- Opening Delimiter -

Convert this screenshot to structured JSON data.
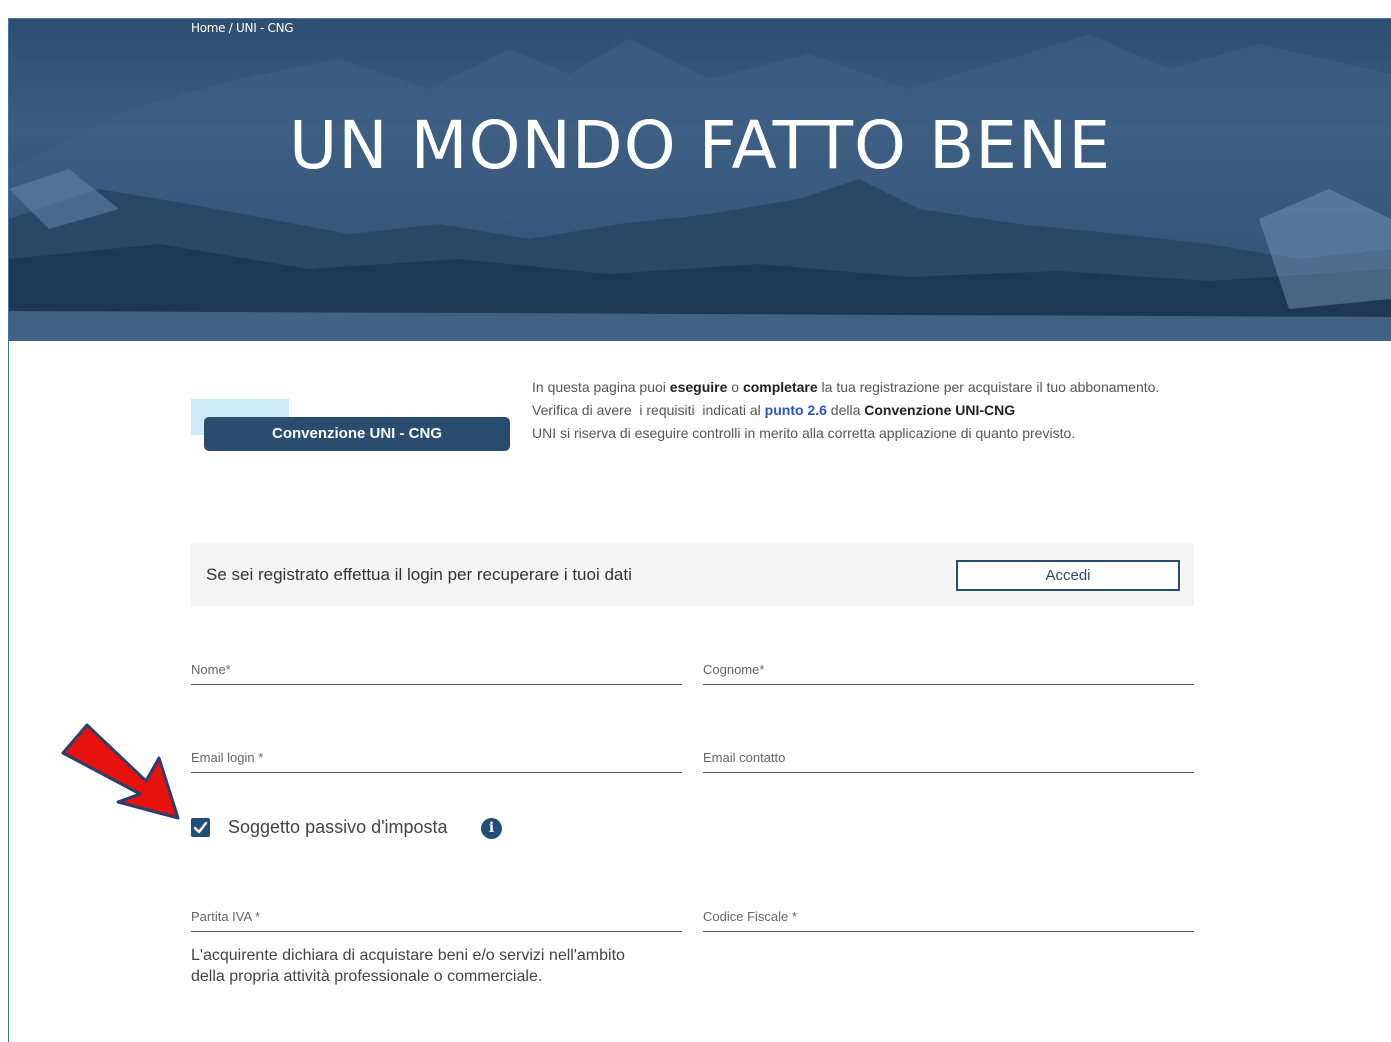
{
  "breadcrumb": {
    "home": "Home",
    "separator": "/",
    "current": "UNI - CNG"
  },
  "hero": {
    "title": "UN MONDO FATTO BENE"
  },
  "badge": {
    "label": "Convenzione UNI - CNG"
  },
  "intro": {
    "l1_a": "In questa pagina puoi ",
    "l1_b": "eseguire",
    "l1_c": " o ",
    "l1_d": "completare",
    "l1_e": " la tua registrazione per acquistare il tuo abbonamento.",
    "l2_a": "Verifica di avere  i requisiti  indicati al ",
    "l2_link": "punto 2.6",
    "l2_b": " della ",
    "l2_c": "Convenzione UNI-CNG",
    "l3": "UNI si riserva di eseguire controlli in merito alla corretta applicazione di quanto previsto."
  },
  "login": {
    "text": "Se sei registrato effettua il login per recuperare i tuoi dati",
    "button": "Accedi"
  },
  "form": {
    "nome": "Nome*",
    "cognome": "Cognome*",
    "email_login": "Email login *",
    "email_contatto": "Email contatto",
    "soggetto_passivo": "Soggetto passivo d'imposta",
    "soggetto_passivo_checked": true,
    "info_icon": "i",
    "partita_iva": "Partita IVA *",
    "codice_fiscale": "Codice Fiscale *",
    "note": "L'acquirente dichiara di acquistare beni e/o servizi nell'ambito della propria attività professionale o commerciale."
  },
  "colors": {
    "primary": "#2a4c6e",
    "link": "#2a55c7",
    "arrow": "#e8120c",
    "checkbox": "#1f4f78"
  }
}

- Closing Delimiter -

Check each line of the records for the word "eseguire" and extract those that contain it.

    "l1_b": "eseguire",
    "l3": "UNI si riserva di eseguire controlli in merito alla corretta applicazione di quanto previsto."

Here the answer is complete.